• **Task goal**: Show the lines below where "Kelas" occurs.

(Data about app and page elements)

========

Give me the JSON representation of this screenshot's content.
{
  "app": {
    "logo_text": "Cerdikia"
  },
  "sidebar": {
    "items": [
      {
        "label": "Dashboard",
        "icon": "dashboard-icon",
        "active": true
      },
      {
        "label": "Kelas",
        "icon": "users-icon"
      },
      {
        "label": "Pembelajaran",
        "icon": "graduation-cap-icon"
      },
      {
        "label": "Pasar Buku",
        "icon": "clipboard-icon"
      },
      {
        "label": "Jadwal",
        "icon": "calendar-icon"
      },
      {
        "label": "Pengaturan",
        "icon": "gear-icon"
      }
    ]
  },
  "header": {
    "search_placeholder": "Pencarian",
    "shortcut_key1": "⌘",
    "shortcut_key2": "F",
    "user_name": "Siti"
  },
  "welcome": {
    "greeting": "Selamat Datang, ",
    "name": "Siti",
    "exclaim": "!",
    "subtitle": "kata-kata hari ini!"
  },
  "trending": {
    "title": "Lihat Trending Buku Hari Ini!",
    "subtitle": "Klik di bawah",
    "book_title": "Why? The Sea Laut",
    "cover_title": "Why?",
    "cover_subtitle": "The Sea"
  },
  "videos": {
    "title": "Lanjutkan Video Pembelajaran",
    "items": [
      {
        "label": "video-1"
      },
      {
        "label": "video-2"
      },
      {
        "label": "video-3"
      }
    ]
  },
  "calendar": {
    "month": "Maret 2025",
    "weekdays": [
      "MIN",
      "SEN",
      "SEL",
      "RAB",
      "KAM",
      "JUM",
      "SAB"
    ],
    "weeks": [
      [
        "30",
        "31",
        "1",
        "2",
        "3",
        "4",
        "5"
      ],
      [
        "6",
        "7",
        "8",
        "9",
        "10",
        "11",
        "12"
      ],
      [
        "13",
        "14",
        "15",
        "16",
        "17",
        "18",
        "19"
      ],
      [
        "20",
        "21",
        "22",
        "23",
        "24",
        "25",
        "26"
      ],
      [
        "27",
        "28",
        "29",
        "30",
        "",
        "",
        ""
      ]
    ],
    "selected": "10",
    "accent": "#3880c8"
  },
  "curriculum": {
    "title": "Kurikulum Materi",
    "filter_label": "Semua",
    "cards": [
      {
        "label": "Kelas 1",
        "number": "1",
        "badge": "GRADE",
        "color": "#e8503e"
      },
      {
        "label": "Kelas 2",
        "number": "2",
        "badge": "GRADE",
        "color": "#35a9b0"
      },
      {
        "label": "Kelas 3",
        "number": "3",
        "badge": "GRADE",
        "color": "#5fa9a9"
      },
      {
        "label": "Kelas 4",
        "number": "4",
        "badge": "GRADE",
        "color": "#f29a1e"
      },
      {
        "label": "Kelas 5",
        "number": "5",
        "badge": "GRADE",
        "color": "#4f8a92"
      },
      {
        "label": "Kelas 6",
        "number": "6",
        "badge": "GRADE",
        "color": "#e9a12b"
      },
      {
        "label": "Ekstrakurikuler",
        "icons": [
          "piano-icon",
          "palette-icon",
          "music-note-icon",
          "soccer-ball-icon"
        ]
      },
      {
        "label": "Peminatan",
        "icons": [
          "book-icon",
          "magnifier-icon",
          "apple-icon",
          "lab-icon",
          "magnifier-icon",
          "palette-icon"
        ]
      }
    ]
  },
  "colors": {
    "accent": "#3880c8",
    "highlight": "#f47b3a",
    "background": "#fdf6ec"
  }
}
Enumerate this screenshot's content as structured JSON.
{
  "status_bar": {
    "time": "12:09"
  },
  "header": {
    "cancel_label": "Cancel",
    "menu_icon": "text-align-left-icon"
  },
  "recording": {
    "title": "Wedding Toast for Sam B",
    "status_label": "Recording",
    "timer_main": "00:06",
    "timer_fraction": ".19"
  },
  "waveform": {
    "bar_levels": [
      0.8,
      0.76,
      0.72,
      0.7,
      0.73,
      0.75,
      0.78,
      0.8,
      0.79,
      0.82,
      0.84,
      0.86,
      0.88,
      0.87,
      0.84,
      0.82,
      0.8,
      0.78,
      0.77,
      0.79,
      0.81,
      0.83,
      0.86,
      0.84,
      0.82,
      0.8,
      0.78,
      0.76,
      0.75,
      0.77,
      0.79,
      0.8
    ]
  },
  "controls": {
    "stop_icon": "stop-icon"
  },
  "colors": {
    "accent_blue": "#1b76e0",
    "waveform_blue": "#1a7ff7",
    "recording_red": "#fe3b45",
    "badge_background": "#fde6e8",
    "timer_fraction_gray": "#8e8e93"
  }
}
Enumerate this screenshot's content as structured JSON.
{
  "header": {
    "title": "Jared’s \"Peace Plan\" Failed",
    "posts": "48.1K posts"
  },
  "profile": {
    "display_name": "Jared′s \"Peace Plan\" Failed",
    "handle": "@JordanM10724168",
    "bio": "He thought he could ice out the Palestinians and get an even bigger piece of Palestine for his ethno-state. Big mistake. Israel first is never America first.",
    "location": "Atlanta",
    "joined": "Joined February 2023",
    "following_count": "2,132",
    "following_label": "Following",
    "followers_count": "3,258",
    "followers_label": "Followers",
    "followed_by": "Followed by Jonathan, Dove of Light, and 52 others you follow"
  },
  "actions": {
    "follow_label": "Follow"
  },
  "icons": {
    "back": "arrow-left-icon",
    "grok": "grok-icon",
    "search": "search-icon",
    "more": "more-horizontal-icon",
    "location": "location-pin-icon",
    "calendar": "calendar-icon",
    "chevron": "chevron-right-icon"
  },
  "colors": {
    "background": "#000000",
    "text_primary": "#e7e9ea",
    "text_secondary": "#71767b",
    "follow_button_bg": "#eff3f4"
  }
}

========

• **Your solution**:
        "label": "Kelas",
        "label": "Kelas 1",
        "label": "Kelas 2",
        "label": "Kelas 3",
        "label": "Kelas 4",
        "label": "Kelas 5",
        "label": "Kelas 6",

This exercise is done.